● Entries shown
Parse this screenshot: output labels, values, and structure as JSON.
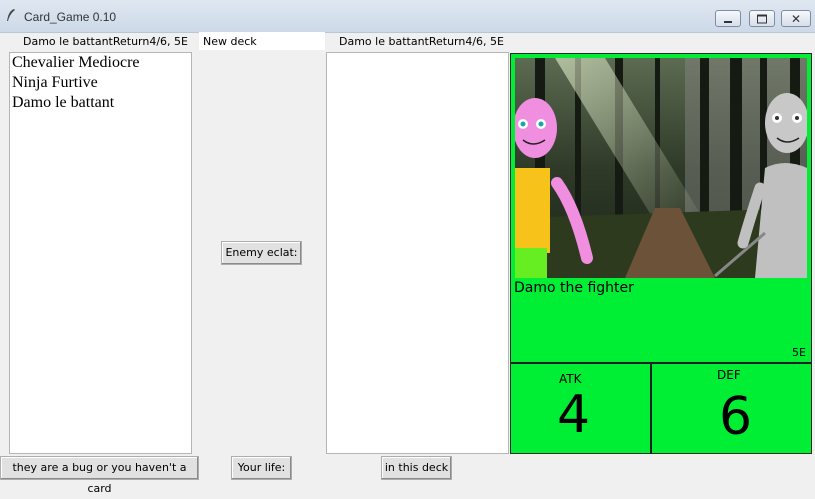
{
  "window": {
    "title": "Card_Game 0.10"
  },
  "top": {
    "left_label": "Damo le battantReturn4/6, 5E",
    "deck_entry_value": "New deck",
    "right_label": "Damo le battantReturn4/6, 5E"
  },
  "deck_list": [
    "Chevalier Mediocre",
    "Ninja Furtive",
    "Damo le battant"
  ],
  "buttons": {
    "enemy_eclat": "Enemy eclat:",
    "bug": "they are a bug or you haven't a card",
    "your_life": "Your life:",
    "in_deck": "in this deck"
  },
  "card": {
    "name": "Damo the fighter",
    "cost": "5E",
    "atk_label": "ATK",
    "def_label": "DEF",
    "atk": "4",
    "def": "6",
    "bg_color": "#00ee33"
  }
}
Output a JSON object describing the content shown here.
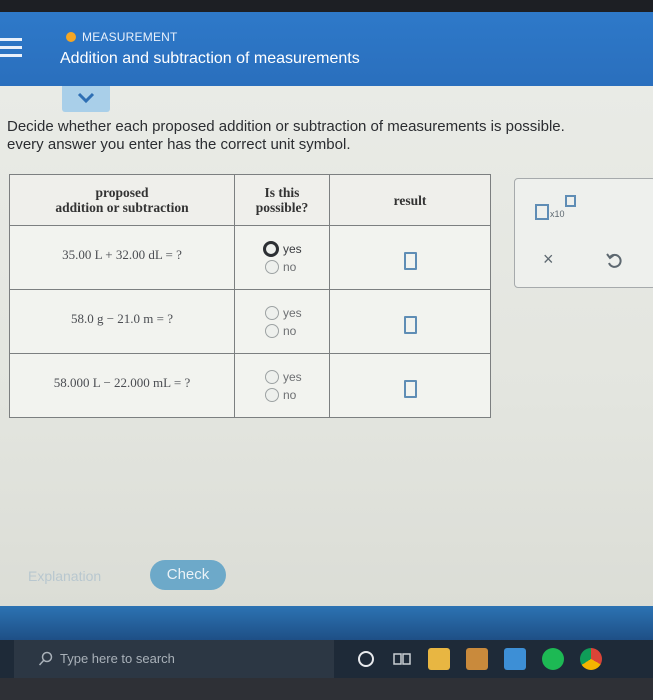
{
  "header": {
    "topic": "MEASUREMENT",
    "title": "Addition and subtraction of measurements"
  },
  "instruction": {
    "line1": "Decide whether each proposed addition or subtraction of measurements is possible.",
    "line2": "every answer you enter has the correct unit symbol."
  },
  "table": {
    "headers": {
      "col1_line1": "proposed",
      "col1_line2": "addition or subtraction",
      "col2_line1": "Is this",
      "col2_line2": "possible?",
      "col3": "result"
    },
    "rows": [
      {
        "expression": "35.00 L + 32.00 dL = ?",
        "yes": "yes",
        "no": "no"
      },
      {
        "expression": "58.0 g − 21.0 m = ?",
        "yes": "yes",
        "no": "no"
      },
      {
        "expression": "58.000 L − 22.000 mL = ?",
        "yes": "yes",
        "no": "no"
      }
    ]
  },
  "tools": {
    "exponent_label": "x10",
    "clear_icon": "×"
  },
  "buttons": {
    "explanation": "Explanation",
    "check": "Check"
  },
  "taskbar": {
    "search_placeholder": "Type here to search"
  },
  "colors": {
    "header": "#2e79c9",
    "accent": "#f5a623",
    "check_button": "#6da9c9"
  }
}
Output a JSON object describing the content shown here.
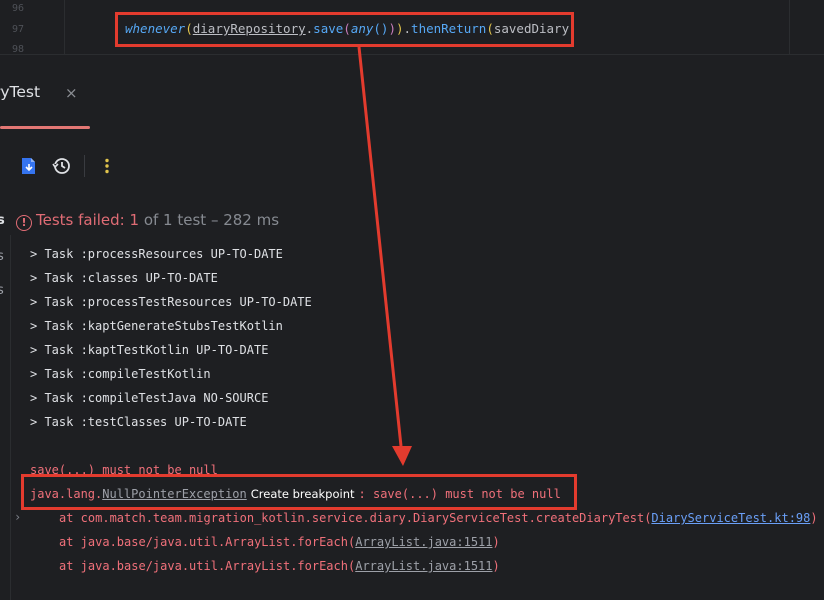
{
  "editor": {
    "line_numbers": [
      "96",
      "97",
      "98"
    ],
    "code": {
      "whenever": "whenever",
      "open1": "(",
      "repo": "diaryRepository",
      "dot1": ".",
      "save": "save",
      "open2": "(",
      "any": "any",
      "parens": "()",
      "close2": ")",
      "close1": ")",
      "dot2": ".",
      "then_return": "thenReturn",
      "open3": "(",
      "saved": "savedDiary",
      "close3": ")"
    }
  },
  "tool_window": {
    "tab_title": "ryTest",
    "tab_close": "×",
    "status": {
      "icon": "!",
      "label": "Tests failed: ",
      "failed": "1",
      "of_total": " of 1 test",
      "duration": " – 282 ms"
    },
    "left_edge_letters": [
      "s",
      "s",
      "s"
    ],
    "console": {
      "tasks": [
        "> Task :processResources UP-TO-DATE",
        "> Task :classes UP-TO-DATE",
        "> Task :processTestResources UP-TO-DATE",
        "> Task :kaptGenerateStubsTestKotlin",
        "> Task :kaptTestKotlin UP-TO-DATE",
        "> Task :compileTestKotlin",
        "> Task :compileTestJava NO-SOURCE",
        "> Task :testClasses UP-TO-DATE"
      ],
      "error_partial": "save(...) must not be null",
      "exception_prefix": "java.lang.",
      "exception_name": "NullPointerException",
      "create_breakpoint": "Create breakpoint",
      "exception_message": ": save(...) must not be null",
      "expand_chevron": "›",
      "stack": [
        {
          "prefix": "at com.match.team.migration_kotlin.service.diary.DiaryServiceTest.createDiaryTest(",
          "link": "DiaryServiceTest.kt:98",
          "suffix": ") <"
        },
        {
          "prefix": "at java.base/java.util.ArrayList.forEach(",
          "link": "ArrayList.java:1511",
          "suffix": ")"
        },
        {
          "prefix": "at java.base/java.util.ArrayList.forEach(",
          "link": "ArrayList.java:1511",
          "suffix": ")"
        }
      ]
    }
  },
  "colors": {
    "annotation": "#e33b2e",
    "failed_text": "#e06c75",
    "link": "#6a9ff7",
    "background": "#1e1f22"
  },
  "icons": [
    "pin-icon",
    "export-test-results-icon",
    "test-history-icon",
    "more-options-icon",
    "warning-circle-icon"
  ]
}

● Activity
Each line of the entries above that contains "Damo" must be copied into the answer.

● Answer space
    "left_label": "Damo le battantReturn4/6, 5E",
    "right_label": "Damo le battantReturn4/6, 5E"
    "Damo le battant"
    "name": "Damo the fighter",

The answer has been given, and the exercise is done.